TASK TO CARRY OUT →
Output the entries exactly as they appear. Pictures should not be included.

EXTRACTED RECORDS →
* * *
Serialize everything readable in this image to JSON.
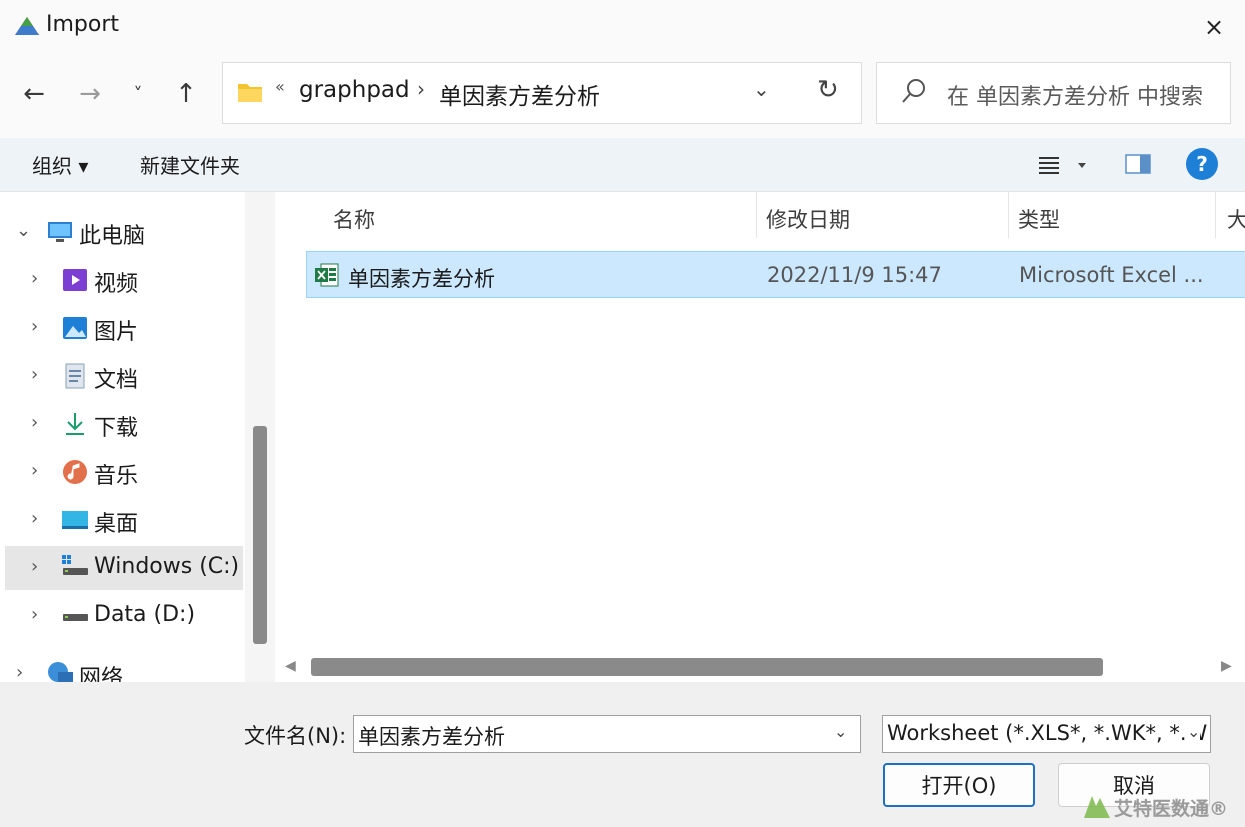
{
  "window": {
    "title": "Import",
    "close_icon": "×"
  },
  "nav": {
    "back_icon": "←",
    "forward_icon": "→",
    "recent_icon": "˅",
    "up_icon": "↑",
    "address": {
      "overflow": "«",
      "crumbs": [
        "graphpad",
        "单因素方差分析"
      ],
      "separator": "›",
      "dropdown_icon": "⌄",
      "refresh_icon": "↻"
    },
    "search_placeholder": "在 单因素方差分析 中搜索"
  },
  "commands": {
    "organize": "组织 ▾",
    "new_folder": "新建文件夹",
    "help": "?"
  },
  "sidebar": {
    "items": [
      {
        "label": "此电脑",
        "icon": "pc-icon",
        "chev": "⌄"
      },
      {
        "label": "视频",
        "icon": "video-icon",
        "chev": "›"
      },
      {
        "label": "图片",
        "icon": "pictures-icon",
        "chev": "›"
      },
      {
        "label": "文档",
        "icon": "documents-icon",
        "chev": "›"
      },
      {
        "label": "下载",
        "icon": "download-icon",
        "chev": "›"
      },
      {
        "label": "音乐",
        "icon": "music-icon",
        "chev": "›"
      },
      {
        "label": "桌面",
        "icon": "desktop-icon",
        "chev": "›"
      },
      {
        "label": "Windows (C:)",
        "icon": "drive-c-icon",
        "chev": "›"
      },
      {
        "label": "Data (D:)",
        "icon": "drive-d-icon",
        "chev": "›"
      },
      {
        "label": "网络",
        "icon": "network-icon",
        "chev": "›"
      }
    ]
  },
  "filelist": {
    "columns": [
      "名称",
      "修改日期",
      "类型",
      "大"
    ],
    "sort_indicator": "˄",
    "rows": [
      {
        "name": "单因素方差分析",
        "modified": "2022/11/9 15:47",
        "type": "Microsoft Excel ...",
        "icon": "excel-icon"
      }
    ]
  },
  "footer": {
    "filename_label": "文件名(N):",
    "filename_value": "单因素方差分析",
    "filter_value": "Worksheet (*.XLS*, *.WK*, *.W",
    "dropdown_icon": "⌄",
    "open_label": "打开(O)",
    "cancel_label": "取消",
    "watermark": "艾特医数通®"
  },
  "colors": {
    "accent": "#1e7fd6",
    "selection": "#cce8ff",
    "excel": "#1f7a45"
  }
}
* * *
RESPONSE →
Serialize everything readable in this image to JSON.
{
  "window": {
    "title": "Import",
    "close_icon": "×"
  },
  "nav": {
    "back_icon": "←",
    "forward_icon": "→",
    "recent_icon": "˅",
    "up_icon": "↑",
    "address": {
      "overflow": "«",
      "crumbs": [
        "graphpad",
        "单因素方差分析"
      ],
      "separator": "›",
      "dropdown_icon": "⌄",
      "refresh_icon": "↻"
    },
    "search_placeholder": "在 单因素方差分析 中搜索"
  },
  "commands": {
    "organize": "组织 ▾",
    "new_folder": "新建文件夹",
    "help": "?"
  },
  "sidebar": {
    "items": [
      {
        "label": "此电脑",
        "icon": "pc-icon",
        "chev": "⌄"
      },
      {
        "label": "视频",
        "icon": "video-icon",
        "chev": "›"
      },
      {
        "label": "图片",
        "icon": "pictures-icon",
        "chev": "›"
      },
      {
        "label": "文档",
        "icon": "documents-icon",
        "chev": "›"
      },
      {
        "label": "下载",
        "icon": "download-icon",
        "chev": "›"
      },
      {
        "label": "音乐",
        "icon": "music-icon",
        "chev": "›"
      },
      {
        "label": "桌面",
        "icon": "desktop-icon",
        "chev": "›"
      },
      {
        "label": "Windows (C:)",
        "icon": "drive-c-icon",
        "chev": "›"
      },
      {
        "label": "Data (D:)",
        "icon": "drive-d-icon",
        "chev": "›"
      },
      {
        "label": "网络",
        "icon": "network-icon",
        "chev": "›"
      }
    ]
  },
  "filelist": {
    "columns": [
      "名称",
      "修改日期",
      "类型",
      "大"
    ],
    "sort_indicator": "˄",
    "rows": [
      {
        "name": "单因素方差分析",
        "modified": "2022/11/9 15:47",
        "type": "Microsoft Excel ...",
        "icon": "excel-icon"
      }
    ]
  },
  "footer": {
    "filename_label": "文件名(N):",
    "filename_value": "单因素方差分析",
    "filter_value": "Worksheet (*.XLS*, *.WK*, *.W",
    "dropdown_icon": "⌄",
    "open_label": "打开(O)",
    "cancel_label": "取消",
    "watermark": "艾特医数通®"
  },
  "colors": {
    "accent": "#1e7fd6",
    "selection": "#cce8ff",
    "excel": "#1f7a45"
  }
}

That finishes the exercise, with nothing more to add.